▶ [Assignment]:
Copy out all lines from the entries below in which "profit" occurs.
# # #
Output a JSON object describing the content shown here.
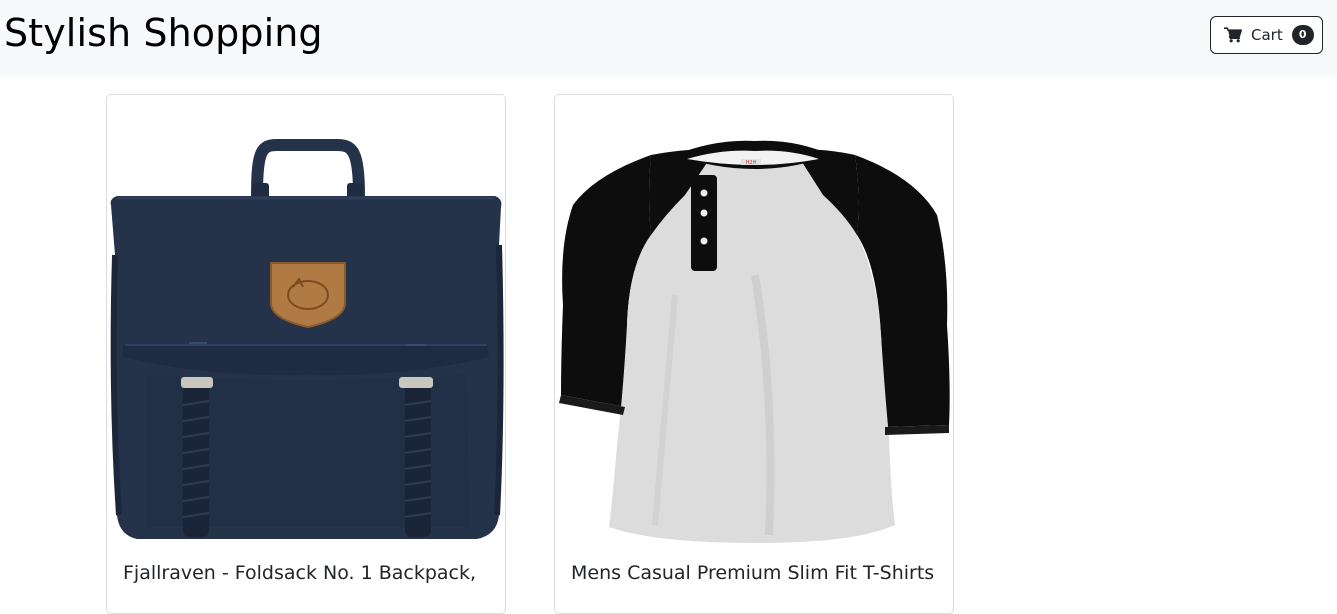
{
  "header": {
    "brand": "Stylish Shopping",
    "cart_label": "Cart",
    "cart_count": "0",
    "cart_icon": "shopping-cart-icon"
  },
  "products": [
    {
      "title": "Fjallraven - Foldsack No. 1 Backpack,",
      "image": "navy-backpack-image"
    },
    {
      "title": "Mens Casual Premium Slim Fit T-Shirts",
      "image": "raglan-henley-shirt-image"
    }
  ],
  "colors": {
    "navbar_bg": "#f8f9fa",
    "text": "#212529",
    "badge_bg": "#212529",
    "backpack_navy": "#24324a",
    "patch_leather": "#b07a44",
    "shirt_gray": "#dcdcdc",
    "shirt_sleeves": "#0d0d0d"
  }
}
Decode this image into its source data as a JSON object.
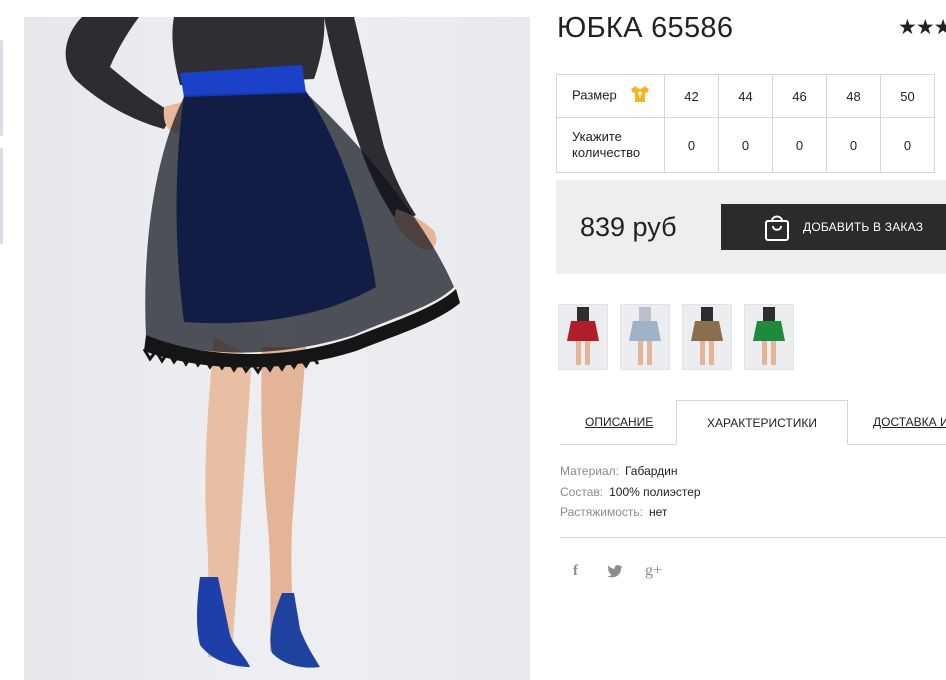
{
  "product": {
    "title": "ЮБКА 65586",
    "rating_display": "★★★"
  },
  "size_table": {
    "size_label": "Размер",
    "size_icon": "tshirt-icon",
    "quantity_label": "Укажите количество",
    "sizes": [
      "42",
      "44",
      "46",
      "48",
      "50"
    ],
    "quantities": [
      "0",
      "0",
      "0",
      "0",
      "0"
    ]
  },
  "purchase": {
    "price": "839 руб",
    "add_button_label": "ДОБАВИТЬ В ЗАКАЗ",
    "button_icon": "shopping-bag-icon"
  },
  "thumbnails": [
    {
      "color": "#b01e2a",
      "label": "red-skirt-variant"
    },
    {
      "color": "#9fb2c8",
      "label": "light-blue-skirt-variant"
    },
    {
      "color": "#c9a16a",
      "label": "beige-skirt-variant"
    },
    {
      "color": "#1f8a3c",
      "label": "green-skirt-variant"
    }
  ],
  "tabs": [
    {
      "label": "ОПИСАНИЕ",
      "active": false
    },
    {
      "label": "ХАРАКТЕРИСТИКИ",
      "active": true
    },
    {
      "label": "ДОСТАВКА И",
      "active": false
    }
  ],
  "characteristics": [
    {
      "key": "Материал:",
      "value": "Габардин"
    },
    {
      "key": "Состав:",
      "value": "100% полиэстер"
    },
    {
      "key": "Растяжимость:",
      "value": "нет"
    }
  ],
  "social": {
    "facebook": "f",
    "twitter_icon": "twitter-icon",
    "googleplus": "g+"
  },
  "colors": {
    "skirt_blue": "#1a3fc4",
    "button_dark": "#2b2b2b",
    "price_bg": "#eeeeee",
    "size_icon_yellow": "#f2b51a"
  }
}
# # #
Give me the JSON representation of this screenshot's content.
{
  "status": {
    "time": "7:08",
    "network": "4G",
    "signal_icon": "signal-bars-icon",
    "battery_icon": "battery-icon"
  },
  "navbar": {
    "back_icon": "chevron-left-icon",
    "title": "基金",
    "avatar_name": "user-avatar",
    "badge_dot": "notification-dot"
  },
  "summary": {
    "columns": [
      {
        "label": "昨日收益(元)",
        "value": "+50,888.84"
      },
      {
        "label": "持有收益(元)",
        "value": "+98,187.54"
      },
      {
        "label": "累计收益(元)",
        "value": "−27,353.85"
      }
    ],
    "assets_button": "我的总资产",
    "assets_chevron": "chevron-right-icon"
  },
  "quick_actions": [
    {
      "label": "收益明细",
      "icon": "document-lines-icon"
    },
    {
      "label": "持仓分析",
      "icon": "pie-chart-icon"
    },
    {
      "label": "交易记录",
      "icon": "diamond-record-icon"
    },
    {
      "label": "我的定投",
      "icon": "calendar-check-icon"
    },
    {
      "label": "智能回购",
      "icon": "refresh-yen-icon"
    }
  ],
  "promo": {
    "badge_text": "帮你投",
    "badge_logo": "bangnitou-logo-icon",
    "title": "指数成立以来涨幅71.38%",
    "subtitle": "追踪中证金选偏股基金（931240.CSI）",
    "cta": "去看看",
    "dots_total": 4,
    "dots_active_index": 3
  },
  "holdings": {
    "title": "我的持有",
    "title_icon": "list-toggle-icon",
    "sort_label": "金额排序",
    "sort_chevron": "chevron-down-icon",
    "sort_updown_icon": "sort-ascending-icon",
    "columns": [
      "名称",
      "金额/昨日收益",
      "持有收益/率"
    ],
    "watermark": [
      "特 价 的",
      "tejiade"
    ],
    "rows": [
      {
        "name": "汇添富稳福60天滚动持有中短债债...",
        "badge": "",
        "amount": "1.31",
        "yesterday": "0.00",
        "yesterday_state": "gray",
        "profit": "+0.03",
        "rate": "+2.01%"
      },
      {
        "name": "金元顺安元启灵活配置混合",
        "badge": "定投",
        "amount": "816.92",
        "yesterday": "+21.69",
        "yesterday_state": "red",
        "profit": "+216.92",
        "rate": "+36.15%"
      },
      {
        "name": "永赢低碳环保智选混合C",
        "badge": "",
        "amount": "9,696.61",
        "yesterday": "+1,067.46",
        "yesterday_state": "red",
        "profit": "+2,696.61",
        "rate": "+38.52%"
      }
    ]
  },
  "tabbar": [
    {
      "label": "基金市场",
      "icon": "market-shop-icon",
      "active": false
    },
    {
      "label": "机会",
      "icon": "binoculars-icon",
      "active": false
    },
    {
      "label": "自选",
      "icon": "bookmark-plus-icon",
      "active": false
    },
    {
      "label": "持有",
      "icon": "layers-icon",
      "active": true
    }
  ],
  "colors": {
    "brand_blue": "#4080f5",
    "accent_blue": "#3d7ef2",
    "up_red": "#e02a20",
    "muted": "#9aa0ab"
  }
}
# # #
▶ [Solution]:
        "profit": "+0.03",
        "profit": "+216.92",
        "profit": "+2,696.61",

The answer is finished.